so why bother if friends can access externally with or without VPN if you don't have any external connection at all?
if internally you still want to use services via public domain name then split DNS is the only solution.
once internet is back then DDNS service will refresh the IP address to new WAN ip, so your forwarding will work again. and by the way, having split DNS is better for your internal clients as well as they will not loop through internet just to access a service next to them.


^^^^ @grrr2 has summarized the real issue.

In fact, aside from not being reachable from the outside, when the internet is down, you no longer have a (valid/reachable) wan address (depending on the details of how the link goes down, your router may or may not see a link-down event, though, so it is possible that a DHCP lease may remain in place for the wan).

I also agree here.
I understand that the complication that the OP sees here is that the port forwarding won't work anymore...
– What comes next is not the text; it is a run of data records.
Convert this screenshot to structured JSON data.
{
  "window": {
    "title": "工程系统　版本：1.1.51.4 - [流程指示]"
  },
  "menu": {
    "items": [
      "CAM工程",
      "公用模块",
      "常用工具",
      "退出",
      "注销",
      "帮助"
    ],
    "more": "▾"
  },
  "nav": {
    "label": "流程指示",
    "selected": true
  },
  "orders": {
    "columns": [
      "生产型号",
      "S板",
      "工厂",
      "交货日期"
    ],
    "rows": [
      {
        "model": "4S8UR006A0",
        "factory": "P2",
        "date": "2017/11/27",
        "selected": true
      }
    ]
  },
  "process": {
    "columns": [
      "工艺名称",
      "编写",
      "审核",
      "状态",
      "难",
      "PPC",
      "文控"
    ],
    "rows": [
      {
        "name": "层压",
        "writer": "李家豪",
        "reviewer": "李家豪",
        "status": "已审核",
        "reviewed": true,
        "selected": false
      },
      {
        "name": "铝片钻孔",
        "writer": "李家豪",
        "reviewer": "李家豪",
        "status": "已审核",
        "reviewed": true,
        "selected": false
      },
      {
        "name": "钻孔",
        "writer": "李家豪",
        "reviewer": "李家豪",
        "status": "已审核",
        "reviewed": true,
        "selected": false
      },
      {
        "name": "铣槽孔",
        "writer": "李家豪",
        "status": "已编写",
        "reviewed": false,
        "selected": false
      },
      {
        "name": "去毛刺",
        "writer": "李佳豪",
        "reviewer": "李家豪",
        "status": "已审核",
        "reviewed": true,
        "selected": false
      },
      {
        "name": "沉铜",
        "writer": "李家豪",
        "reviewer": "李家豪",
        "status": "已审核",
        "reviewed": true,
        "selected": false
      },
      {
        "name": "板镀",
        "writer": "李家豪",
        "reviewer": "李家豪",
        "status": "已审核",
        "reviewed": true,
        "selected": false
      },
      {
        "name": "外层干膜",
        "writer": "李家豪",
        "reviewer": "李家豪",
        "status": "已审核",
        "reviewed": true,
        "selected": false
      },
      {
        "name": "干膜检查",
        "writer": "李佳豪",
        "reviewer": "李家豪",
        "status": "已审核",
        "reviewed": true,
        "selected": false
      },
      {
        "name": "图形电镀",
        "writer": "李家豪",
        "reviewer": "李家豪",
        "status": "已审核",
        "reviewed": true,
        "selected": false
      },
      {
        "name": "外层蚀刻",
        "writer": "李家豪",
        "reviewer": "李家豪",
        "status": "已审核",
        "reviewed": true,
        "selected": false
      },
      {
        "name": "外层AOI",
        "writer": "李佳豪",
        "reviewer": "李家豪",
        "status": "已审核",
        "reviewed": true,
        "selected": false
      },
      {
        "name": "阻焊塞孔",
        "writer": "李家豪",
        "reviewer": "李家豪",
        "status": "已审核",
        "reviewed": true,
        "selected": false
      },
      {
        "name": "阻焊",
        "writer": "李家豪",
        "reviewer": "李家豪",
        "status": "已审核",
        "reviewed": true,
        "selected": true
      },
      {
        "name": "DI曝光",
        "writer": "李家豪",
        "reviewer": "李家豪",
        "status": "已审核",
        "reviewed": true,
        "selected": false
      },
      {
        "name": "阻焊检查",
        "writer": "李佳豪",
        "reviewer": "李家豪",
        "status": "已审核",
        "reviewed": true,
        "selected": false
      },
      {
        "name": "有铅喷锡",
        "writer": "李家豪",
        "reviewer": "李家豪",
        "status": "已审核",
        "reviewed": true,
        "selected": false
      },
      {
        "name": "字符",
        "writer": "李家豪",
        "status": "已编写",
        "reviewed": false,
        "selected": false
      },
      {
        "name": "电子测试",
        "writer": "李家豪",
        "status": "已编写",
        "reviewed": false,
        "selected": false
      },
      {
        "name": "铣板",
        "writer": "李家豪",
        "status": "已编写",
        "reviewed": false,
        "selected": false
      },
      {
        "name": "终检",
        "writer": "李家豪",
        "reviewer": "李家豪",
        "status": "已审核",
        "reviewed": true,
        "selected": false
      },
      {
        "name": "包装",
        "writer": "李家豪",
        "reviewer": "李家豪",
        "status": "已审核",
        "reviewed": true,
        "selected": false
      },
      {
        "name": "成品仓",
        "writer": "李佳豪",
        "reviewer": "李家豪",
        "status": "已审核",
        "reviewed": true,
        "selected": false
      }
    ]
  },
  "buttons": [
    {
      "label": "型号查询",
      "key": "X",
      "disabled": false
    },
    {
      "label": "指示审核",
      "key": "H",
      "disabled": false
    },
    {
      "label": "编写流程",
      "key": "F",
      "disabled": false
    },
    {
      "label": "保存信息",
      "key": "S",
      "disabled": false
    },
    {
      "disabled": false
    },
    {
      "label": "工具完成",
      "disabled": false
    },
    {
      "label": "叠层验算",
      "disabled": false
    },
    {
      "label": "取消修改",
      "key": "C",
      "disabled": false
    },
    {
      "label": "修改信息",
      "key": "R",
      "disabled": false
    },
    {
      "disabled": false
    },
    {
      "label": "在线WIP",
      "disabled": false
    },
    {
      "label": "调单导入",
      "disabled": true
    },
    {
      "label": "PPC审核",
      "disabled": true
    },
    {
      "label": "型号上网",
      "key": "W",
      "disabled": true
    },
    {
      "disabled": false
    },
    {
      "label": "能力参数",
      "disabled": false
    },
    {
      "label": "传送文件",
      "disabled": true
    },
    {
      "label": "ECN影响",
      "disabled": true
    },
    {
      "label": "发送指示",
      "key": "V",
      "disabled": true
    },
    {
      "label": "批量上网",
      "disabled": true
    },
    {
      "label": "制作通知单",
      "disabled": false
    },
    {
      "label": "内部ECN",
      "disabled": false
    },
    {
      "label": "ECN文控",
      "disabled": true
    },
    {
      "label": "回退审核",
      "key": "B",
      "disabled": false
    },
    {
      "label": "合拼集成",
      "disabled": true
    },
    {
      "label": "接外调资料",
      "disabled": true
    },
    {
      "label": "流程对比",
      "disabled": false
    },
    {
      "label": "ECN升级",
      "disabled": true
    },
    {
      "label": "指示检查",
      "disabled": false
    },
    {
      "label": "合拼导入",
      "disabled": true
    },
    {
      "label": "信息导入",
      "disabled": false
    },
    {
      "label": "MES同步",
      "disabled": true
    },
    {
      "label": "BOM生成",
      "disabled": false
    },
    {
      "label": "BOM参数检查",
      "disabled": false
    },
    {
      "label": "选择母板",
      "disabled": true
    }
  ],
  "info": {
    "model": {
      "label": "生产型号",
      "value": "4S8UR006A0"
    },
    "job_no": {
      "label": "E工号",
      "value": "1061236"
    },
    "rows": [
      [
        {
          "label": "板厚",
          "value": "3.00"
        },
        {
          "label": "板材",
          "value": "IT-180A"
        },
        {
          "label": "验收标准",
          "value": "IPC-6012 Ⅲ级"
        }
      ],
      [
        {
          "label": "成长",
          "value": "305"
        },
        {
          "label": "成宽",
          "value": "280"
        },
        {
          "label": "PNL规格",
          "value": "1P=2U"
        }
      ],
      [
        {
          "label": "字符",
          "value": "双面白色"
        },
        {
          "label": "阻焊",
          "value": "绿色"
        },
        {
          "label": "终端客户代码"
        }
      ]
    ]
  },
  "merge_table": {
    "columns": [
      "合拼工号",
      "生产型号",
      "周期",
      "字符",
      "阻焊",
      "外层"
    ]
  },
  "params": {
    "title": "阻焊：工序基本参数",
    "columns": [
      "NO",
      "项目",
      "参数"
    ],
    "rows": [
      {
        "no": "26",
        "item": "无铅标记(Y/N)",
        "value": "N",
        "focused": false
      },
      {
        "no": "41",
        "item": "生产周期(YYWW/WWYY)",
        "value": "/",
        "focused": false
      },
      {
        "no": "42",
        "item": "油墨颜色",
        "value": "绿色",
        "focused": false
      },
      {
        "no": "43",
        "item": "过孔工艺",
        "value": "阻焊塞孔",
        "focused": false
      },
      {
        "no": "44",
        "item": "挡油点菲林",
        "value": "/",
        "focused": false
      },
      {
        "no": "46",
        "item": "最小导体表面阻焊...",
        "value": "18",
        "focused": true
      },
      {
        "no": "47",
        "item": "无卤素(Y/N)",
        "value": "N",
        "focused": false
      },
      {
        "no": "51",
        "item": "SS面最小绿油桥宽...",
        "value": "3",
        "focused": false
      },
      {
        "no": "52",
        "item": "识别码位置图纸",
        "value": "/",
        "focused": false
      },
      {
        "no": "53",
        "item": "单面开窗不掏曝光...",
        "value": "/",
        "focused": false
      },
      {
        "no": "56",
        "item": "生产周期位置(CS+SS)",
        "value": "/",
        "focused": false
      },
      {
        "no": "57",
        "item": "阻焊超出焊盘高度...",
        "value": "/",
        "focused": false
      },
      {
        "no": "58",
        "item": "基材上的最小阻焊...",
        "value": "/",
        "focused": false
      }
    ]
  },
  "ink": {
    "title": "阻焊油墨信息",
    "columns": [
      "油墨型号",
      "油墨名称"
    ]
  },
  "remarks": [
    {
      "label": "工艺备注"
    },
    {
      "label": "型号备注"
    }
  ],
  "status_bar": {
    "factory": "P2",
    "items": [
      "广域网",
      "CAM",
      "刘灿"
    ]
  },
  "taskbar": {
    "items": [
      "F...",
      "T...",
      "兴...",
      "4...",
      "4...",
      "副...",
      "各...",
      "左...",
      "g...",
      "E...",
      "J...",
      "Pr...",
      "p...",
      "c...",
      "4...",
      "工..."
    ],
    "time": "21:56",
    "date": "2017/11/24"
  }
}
A simple solution for that: change server 1 such that it is actually listening on port 2222 instead of 22. The external forward can then be 2222 --> 2222. And then do the same for server 2 and 4444. Combined with split DNS, that should solve the issue.